Supreme Court Judges Njoki Ndung’u, Jackton Ojwang, Willy Mutunga, Mohamed Ibrahim and Smokin Wanjala during court proceedings.

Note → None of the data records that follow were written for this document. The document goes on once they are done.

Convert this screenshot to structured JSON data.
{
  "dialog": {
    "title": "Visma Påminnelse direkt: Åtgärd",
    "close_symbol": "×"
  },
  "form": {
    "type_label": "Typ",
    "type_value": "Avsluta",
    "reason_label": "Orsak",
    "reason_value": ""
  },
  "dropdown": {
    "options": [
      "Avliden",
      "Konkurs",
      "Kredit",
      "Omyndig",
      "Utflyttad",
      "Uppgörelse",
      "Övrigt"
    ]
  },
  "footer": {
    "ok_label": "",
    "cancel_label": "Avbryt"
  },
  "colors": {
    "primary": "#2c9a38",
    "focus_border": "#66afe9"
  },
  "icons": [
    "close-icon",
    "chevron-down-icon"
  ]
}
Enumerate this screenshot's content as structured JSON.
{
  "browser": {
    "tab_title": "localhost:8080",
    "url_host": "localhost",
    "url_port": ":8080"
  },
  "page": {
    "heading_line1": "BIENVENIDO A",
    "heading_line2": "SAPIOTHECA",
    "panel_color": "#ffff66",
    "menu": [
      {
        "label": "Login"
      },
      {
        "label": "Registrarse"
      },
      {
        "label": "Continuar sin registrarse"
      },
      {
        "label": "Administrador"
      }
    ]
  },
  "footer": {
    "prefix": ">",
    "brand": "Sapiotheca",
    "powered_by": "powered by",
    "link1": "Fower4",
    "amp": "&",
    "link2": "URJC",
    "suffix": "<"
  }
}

Two Supreme Court judges who were challenging a Court of Appeal verdict that judges retire at the age of 70 on Tuesday evening suffered a major blow after a majority of the Supreme Court judges declined to hear their appeals and allowed the appellate court decision to stand.Supreme Court Judges Willy Mutunga, Mohamed Ibrahim and Smokin Wanjala disqualified themselves from hearing the case, saying they had in the past made public their opinions regarding the retirement age of judges and were therefore likely to be perceived as being biased irrespective of how they decided.Consequently, they lifted the temporary orders which suspended the judgment of the appellate court that set the retirement age at 70. However, they said the appeal by Deputy Chief Justice Kalpana Rawal and Justice Philip Tunoi would be heard by a future bench, which will presumably not have taken positions on the matter.Judges Jackton Ojwang’ and Njoki Ndung’u issued a minority dissent by saying they were ready to hear the appeals filed by the two judges.Justice Ibrahim had, in his ruling, declined to hear the appeals, regretting having made his opinion on the retirement age for judges. He said he had not anticipated that a colleague would file a case in court to challenge the 70 years retirement directive by the Judicial Service Commission.“Sitting here, I feel I am seriously conflicted to hear this case,” he said. “It is saddening that I have to disqualify myself despite the serious issues raised for determination.”He also regretted that the law constituting the Supreme Court had not anticipated the challenge before it so as to provide an appropriate alternative.He suggested to the Attorney-General to introduce an amendment in law to increase the number of Supreme Court judges from the current seven to prevent a situation in future where the court is left without a quorum if a judge disqualifies himself or herself.